Truck racks is really a general term for several different types of racks. The most popular truck racks are called “ladder racks”. These racks fit all types of trucks by latching onto the bed rails. Some ladder racks feature “no drill” installations while others require some drilling. If you want to buy one, make sure you have the tools to properly install the rack or you can find a local mechanic to do the work for you. Just about any independent mechanic should be able to do the work or you could take it to a car dealership that specializes in your make and model of truck. Make sure to get an estimate before any work is performed as labor rates can escalate quickly. Ladder racks can typically support around 1,000 pounds of equipment, but some are strong enough to support 1,750 pounds or more! That means you can put more than just ladders up top; it is not uncommon to see lumber, rebar, four wheelers, kayaks, bikes, and other types of sports equipment strapped down on a truck rack. It is very important to remember that the center of gravity changes dramatically with the more weight you put up top, so make sure to slow down in the corners if you’re carrying a big load.

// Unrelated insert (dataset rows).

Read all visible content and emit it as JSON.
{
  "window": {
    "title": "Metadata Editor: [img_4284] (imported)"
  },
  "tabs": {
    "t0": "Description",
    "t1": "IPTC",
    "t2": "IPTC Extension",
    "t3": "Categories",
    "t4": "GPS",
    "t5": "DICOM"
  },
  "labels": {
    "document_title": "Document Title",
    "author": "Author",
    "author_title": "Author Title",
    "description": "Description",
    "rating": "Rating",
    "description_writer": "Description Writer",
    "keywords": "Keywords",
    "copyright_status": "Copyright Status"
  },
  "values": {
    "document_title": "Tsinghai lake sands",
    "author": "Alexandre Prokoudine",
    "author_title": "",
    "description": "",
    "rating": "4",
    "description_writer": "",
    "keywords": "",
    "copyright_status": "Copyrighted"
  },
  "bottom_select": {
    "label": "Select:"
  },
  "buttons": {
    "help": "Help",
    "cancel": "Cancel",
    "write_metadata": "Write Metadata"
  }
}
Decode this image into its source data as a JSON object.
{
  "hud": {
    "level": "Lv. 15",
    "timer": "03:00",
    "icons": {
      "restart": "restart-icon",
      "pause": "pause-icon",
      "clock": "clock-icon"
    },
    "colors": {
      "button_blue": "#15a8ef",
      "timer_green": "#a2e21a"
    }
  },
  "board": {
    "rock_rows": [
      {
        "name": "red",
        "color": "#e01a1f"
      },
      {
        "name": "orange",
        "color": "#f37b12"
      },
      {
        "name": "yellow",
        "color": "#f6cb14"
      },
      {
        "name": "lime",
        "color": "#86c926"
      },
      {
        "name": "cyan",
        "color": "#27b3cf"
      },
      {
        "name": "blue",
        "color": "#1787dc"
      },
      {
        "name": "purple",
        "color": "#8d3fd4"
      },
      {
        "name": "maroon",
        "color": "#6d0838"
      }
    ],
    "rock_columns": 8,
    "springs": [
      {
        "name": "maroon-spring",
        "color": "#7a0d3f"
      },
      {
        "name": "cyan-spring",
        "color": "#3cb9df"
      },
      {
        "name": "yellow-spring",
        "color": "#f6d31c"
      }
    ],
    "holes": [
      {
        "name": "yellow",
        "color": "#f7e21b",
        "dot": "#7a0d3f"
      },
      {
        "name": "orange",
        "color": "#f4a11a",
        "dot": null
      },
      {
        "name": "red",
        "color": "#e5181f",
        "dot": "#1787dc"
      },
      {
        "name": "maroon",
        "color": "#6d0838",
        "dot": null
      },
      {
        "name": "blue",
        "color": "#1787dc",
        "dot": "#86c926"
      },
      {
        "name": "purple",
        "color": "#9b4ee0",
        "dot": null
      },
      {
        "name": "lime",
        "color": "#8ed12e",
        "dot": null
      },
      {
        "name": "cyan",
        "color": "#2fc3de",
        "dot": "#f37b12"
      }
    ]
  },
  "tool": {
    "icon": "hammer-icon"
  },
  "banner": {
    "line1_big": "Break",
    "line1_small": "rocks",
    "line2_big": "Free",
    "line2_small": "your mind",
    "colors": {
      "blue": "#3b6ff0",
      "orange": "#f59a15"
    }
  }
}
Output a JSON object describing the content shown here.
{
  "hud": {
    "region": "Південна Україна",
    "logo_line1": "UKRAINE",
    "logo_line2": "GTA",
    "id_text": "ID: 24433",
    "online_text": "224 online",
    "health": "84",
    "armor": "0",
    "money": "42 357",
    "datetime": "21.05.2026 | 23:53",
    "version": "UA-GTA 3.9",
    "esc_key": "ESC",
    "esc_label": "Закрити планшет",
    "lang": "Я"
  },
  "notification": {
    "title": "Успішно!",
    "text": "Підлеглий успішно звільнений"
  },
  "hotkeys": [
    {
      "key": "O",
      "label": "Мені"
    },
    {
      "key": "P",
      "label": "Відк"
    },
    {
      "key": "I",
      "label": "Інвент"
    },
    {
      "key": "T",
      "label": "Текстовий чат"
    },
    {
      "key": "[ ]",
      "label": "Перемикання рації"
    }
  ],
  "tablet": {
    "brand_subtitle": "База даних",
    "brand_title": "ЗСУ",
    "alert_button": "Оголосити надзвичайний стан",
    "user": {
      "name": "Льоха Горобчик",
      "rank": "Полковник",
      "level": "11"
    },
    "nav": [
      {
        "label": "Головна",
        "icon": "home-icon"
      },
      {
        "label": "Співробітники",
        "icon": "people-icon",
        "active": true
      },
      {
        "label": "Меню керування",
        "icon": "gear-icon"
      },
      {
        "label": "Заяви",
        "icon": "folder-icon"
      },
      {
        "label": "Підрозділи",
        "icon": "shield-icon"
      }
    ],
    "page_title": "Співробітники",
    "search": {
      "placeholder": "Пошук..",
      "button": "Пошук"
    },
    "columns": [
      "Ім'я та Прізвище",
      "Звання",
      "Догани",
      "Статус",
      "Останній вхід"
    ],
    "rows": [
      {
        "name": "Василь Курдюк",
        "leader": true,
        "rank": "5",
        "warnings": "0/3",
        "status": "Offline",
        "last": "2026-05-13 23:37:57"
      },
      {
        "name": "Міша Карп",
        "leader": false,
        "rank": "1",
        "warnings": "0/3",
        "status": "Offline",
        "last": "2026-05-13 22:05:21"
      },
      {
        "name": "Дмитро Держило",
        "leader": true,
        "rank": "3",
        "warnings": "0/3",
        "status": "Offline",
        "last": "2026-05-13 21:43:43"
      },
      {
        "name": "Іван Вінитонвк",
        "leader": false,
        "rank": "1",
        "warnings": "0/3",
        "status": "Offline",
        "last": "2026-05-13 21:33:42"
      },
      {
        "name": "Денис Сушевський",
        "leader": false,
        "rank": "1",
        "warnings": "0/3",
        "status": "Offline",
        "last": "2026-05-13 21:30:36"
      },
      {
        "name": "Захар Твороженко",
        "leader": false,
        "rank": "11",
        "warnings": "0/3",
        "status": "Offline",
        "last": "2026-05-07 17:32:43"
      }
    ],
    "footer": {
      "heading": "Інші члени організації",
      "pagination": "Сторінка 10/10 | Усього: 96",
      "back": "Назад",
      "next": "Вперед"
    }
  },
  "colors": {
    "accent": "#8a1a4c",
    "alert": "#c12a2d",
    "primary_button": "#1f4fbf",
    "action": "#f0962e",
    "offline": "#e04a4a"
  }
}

Other types of specialty truck racks include tonneau cover racks and cap racks. Tonneau cover truck racks are specially designed to work with truck bed tonneau covers so both items can be installed on the truck working in harmony. Cap racks are similar to tonneau cover truck racks, except they work on top of truck bed caps. The important thing to remember about these types of specialty racks is that they are designed to work with specific tonneau covers/truck bed caps, so make sure to do your research before you make any purchases.
I’ve had personal experience hauling around all sorts of stuff in my F-150 and I’ve found that it is critical to keep an eye on the engine temperature gauge on your dashboard. If your engine overheats while hauling a lot of equipment, you’re done for. One thing I’ve found to be effective at keeping engine temperatures down is my aFe high flow air filter. Because air can flow more freely through the filter, the temperature of the air intake is (on average) a few degrees cooler. And since my engine doesn’t have to work as hard to breathe properly, I noticed a nice boost in power and towing capability. Now, I’m not saying that a high flow air filter is the cure-all solution to an overheating engine, but it is an inexpensive part that produces tangible results.
For more information about this, check out the following links: truck racks, ladder racks, afe air filters.